  • Anya-Gomez v. Sauerwein, 180 Wn.2d 610, 331 P.3d 19 (2014). The Court held 5-4 that, in a misdiagnosis case, the informed consent doctrine and statute do not allow a separate, independent claim against a physician who did not give the patient inconclusive, preliminary test results, which were still subject to verification. The amicus brief was cited three times in the majority opinion.

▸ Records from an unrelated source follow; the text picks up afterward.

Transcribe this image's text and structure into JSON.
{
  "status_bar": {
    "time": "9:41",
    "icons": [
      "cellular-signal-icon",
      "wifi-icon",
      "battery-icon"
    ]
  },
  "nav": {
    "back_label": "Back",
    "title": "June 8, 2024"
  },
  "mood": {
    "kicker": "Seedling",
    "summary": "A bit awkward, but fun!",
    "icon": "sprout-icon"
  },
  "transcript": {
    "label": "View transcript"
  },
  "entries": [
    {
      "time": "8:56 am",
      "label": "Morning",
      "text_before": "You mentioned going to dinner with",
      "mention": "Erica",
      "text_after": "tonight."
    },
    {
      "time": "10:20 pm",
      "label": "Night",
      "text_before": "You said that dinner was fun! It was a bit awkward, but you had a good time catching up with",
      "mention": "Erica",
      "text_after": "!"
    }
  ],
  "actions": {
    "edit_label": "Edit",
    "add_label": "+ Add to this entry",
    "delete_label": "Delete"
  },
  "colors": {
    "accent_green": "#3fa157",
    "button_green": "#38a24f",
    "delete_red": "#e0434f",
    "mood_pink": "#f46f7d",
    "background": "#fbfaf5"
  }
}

  • Dunnington v. Virginia Mason Medical Center, 187 Wn.2d 629, 389 P.3d 498 (2017). Held, 9-0, that “lost chance” claims for a physician’s alleged failure to diagnose or misdiagnosis of non-terminal cancer is determined under the traditional “but for” standard, rejecting “substantial factor” test; and reversed trial court’s dismissal of the contributory negligence defense, affirming the patient’s obligation to follow physician orders, including to return for re-evaluation. Both holdings were consistent with position of the amicus brief.
  • Reyes v. Yakima Health District et al., 191 Wn.2d 79, 419 P.3d 819 (2018). Affirmed summary judgment dismissal holding that where expert declaration failed to state the standard of care, how it was breached, or the specific facts on which it was based, it is insufficient to support medical negligence claim, consistent with the position of the amicus brief.

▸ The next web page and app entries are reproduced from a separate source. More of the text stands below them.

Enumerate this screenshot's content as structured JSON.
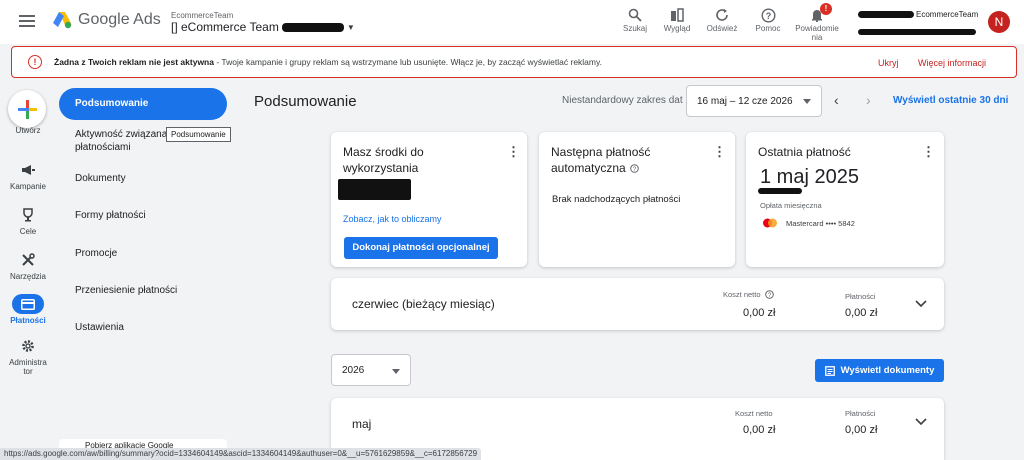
{
  "header": {
    "app_name": "Google Ads",
    "account_top": "EcommerceTeam",
    "account_name": "[] eCommerce Team",
    "tools": [
      {
        "icon": "search-icon",
        "label": "Szukaj"
      },
      {
        "icon": "appearance-icon",
        "label": "Wygląd"
      },
      {
        "icon": "refresh-icon",
        "label": "Odśwież"
      },
      {
        "icon": "help-icon",
        "label": "Pomoc"
      },
      {
        "icon": "bell-icon",
        "label": "Powiadomienia",
        "label_line1": "Powiadomie",
        "label_line2": "nia",
        "badge": "!"
      }
    ],
    "user_org": "EcommerceTeam",
    "avatar_letter": "N"
  },
  "alert": {
    "bold": "Żadna z Twoich reklam nie jest aktywna",
    "text": " - Twoje kampanie i grupy reklam są wstrzymane lub usunięte. Włącz je, by zacząć wyświetlać reklamy.",
    "hide": "Ukryj",
    "more": "Więcej informacji"
  },
  "leftnav": {
    "create": "Utwórz",
    "items": [
      {
        "icon": "campaigns-icon",
        "label": "Kampanie"
      },
      {
        "icon": "trophy-icon",
        "label": "Cele"
      },
      {
        "icon": "tools-icon",
        "label": "Narzędzia"
      },
      {
        "icon": "payment-card-icon",
        "label": "Płatności",
        "active": true
      },
      {
        "icon": "gear-icon",
        "label": "Administrator",
        "label_line1": "Administra",
        "label_line2": "tor"
      }
    ]
  },
  "subnav": {
    "items": [
      "Podsumowanie",
      "Aktywność związana z płatnościami",
      "Dokumenty",
      "Formy płatności",
      "Promocje",
      "Przeniesienie płatności",
      "Ustawienia"
    ],
    "item1_line1": "Aktywność związana",
    "item1_line2": "płatnościami",
    "tooltip": "Podsumowanie",
    "app_banner": "Pobierz aplikację Google"
  },
  "main": {
    "title": "Podsumowanie",
    "range_label": "Niestandardowy zakres dat",
    "date_range": "16 maj – 12 cze 2026",
    "show_last": "Wyświetl ostatnie 30 dni",
    "cards": {
      "funds": {
        "title_line1": "Masz środki do",
        "title_line2": "wykorzystania",
        "link": "Zobacz, jak to obliczamy",
        "button": "Dokonaj płatności opcjonalnej"
      },
      "next": {
        "title_line1": "Następna płatność",
        "title_line2": "automatyczna",
        "text": "Brak nadchodzących płatności"
      },
      "last": {
        "title": "Ostatnia płatność",
        "date": "1 maj 2025",
        "fee": "Opłata miesięczna",
        "card": "Mastercard •••• 5842"
      }
    },
    "current_month": {
      "title": "czerwiec (bieżący miesiąc)",
      "net_cost_label": "Koszt netto",
      "net_cost": "0,00 zł",
      "payments_label": "Płatności",
      "payments": "0,00 zł"
    },
    "year": "2026",
    "view_docs": "Wyświetl dokumenty",
    "may": {
      "title": "maj",
      "net_cost_label": "Koszt netto",
      "net_cost": "0,00 zł",
      "payments_label": "Płatności",
      "payments": "0,00 zł"
    }
  },
  "status_url": "https://ads.google.com/aw/billing/summary?ocid=1334604149&ascid=1334604149&authuser=0&__u=5761629859&__c=6172856729"
}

  • Keck v. Collins, 184 Wn.2d 358, 357 P.3d 1080 (2015). Affirmed the requirement of experts to state specific facts supporting opinions at summary judgment in medical negligence cases, declining to overrule Guile v. Ballard Hospital, 70 Wn. App. 18 (1993), consistent with amicus brief position. Adopted the amicus brief’s suggestion to require trial courts to use the test in Burnet v. Spokane Ambulance, 131 Wn.2d 484, 933 P.2d 1036 (1997), and its progeny when deciding to exclude late-filed evidence at summary judgment.

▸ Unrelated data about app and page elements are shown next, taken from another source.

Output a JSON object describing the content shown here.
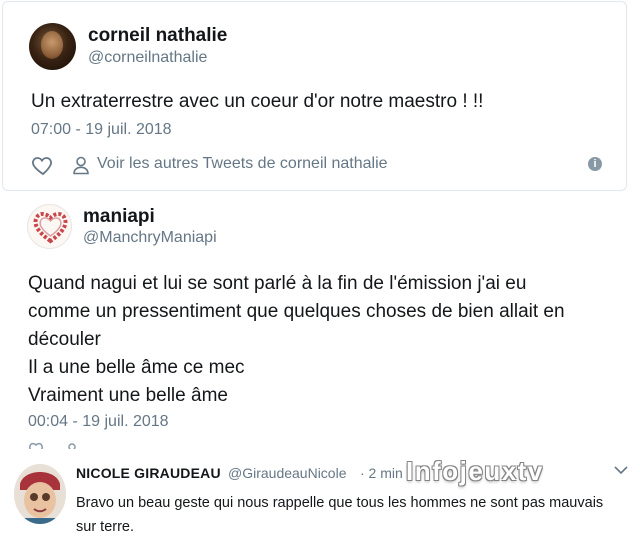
{
  "tweet1": {
    "name": "corneil nathalie",
    "handle": "@corneilnathalie",
    "text": "Un extraterrestre avec un coeur d'or notre maestro ! !!",
    "time": "07:00 - 19 juil. 2018",
    "more_link": "Voir les autres Tweets de corneil nathalie",
    "icons": [
      "heart-icon",
      "user-icon",
      "info-icon"
    ]
  },
  "tweet2": {
    "name": "maniapi",
    "handle": "@ManchryManiapi",
    "lines": [
      "Quand nagui et lui se sont parlé à la fin de l'émission j'ai eu",
      "comme un pressentiment que quelques choses de bien allait en",
      "découler",
      "Il a une belle âme ce mec",
      "Vraiment une belle âme"
    ],
    "time": "00:04 - 19 juil. 2018"
  },
  "comment": {
    "name": "NICOLE GIRAUDEAU",
    "handle": "@GiraudeauNicole",
    "time": "· 2 min",
    "lines": [
      "Bravo un beau geste qui nous rappelle que tous les hommes ne sont pas mauvais",
      "sur terre."
    ]
  },
  "watermark": "Infojeuxtv",
  "colors": {
    "text": "#14171a",
    "secondary": "#657786",
    "border": "#e1e8ed",
    "icon": "#8899a6"
  }
}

  • Wa.State Hospital Ass’n. v. Wa. Dep’t. of Health, 183 Wn.2d 590, 353 P.3d 1285 (2015). Held: Department of Health exceeded its authority under the certificate of need program regulating health care costs and expansion by attempting to control changes in ownership or control over hospitals through a rule change under the CON laws, consistent with the amicus position.
  • Washington Water Jet Workers Ass’n v. Yarbrough, 151 Wn.2d 470, 90 P.3d 42 (2004). Prisoner prevailing wage work-rehabilitation programs in state prisons held unconstitutional 5-4 on reconsideration of earlier 5-4 decision upholding the programs: Art. 2 § 29 of the 1889 State Constitution prohibiting lease of inmate labor applied to prohibit the state-supervised, rehabilitation-based programs.

Speaking Engagements

  • “Appeals From the Inside & Out: Behind the Scenes and Behind the Podium at Division III,” Gonzaga University School of Law, Spokane, Washington, December 2, 2016.